Proceedings of the 18th National Conference on the Beginning Design Student
Architecture -- Human factors, Architectural design -- Study and teaching, Design -- Philosophy
This paper describes a design-and-build studio project carried out at the University of Nottingham with students in their fourth year - although elements of it could also be considered appropriate for the 'Beginning Design Student'. The programme for the project is based on the premise that there is a fundamental continuity between the human body and the rest of the world. This idea has been around for some time and appears in a variety of forms: The Biblical quotation above which suggests a material connection between body and earth; the early medical theories of Hippocrates which describe the influence of the environment on the four humors of the body; and James Lovelock's Gaia theory which describes the earth as a living and self-regulating bodylike organism. In addition to the more or less scientific similarities such as between bone and rock, or blood and seawater; recent work in the visual arts has also provided new insights into the body's peculiarly 'unstable' materiality.
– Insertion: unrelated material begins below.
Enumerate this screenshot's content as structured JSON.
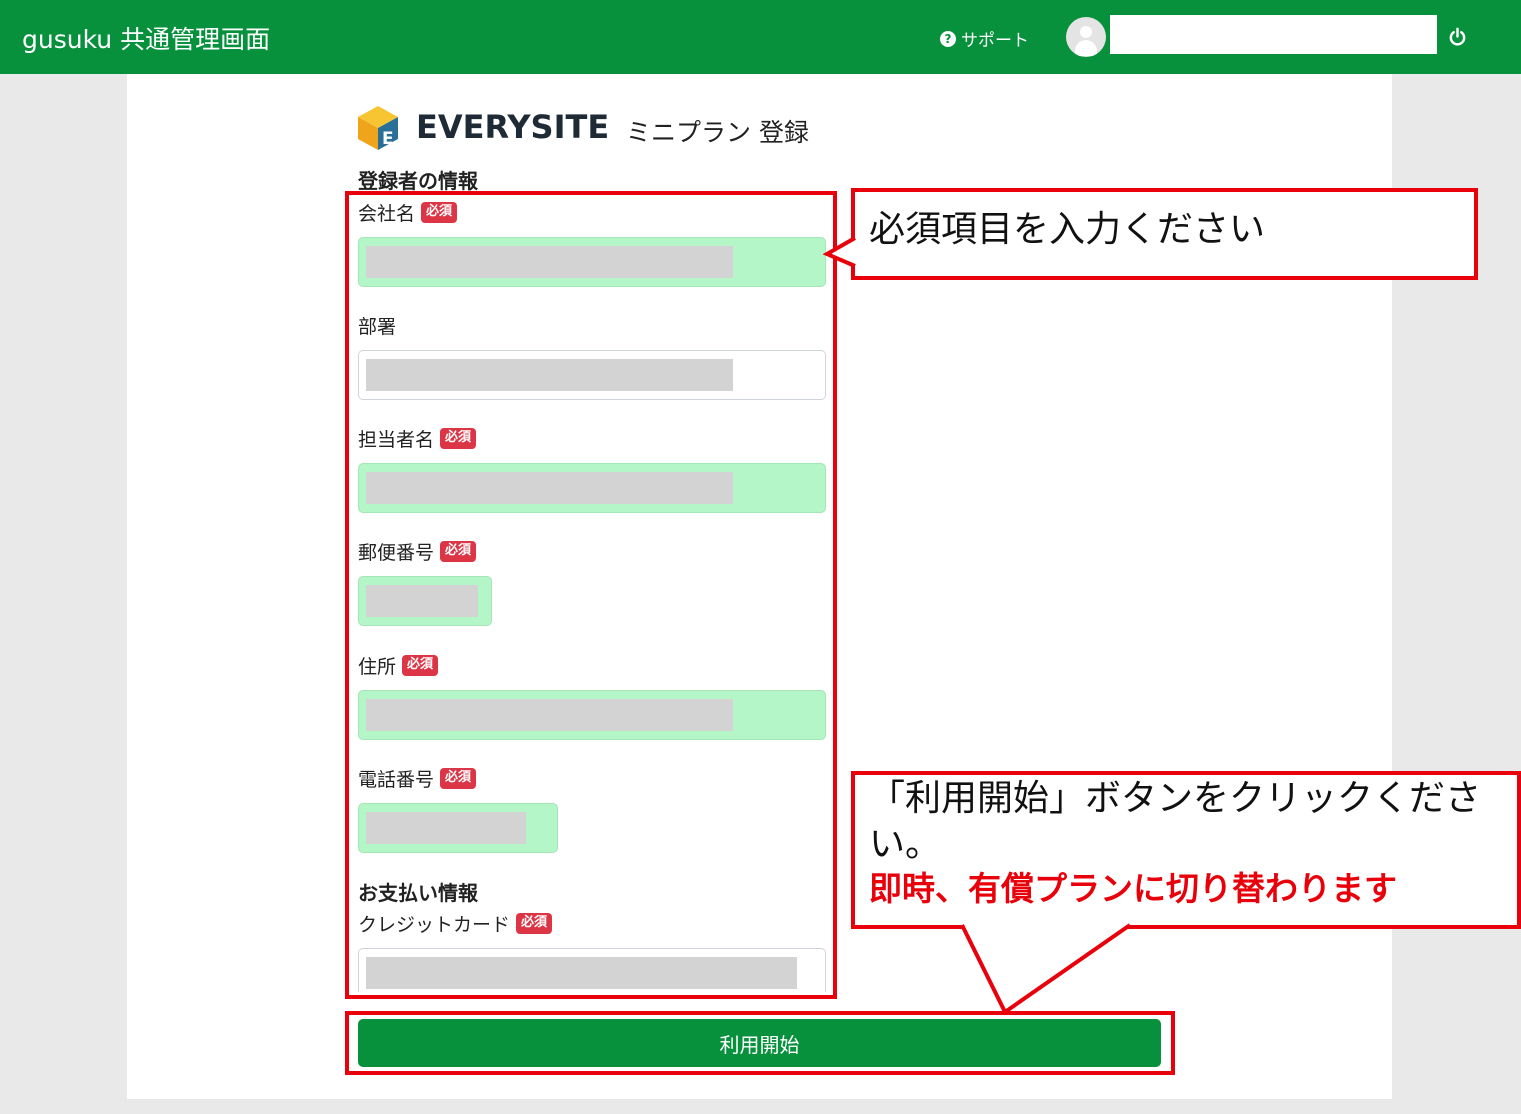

Andres Serrano's Blood and Soil (1987), Stelarc's Stomach Sculpture (1994), and Mona Hatoum's Deep Throat (1996) all suggest a body in a state of flux - a continual process of interaction between the body and its environment.
Hale, Jonathan A., "An Architectural Exhibition: "Bench with the Film of its Own Making"" (2002). Proceedings of the 18th National Conference on the Beginning Design Student. 4.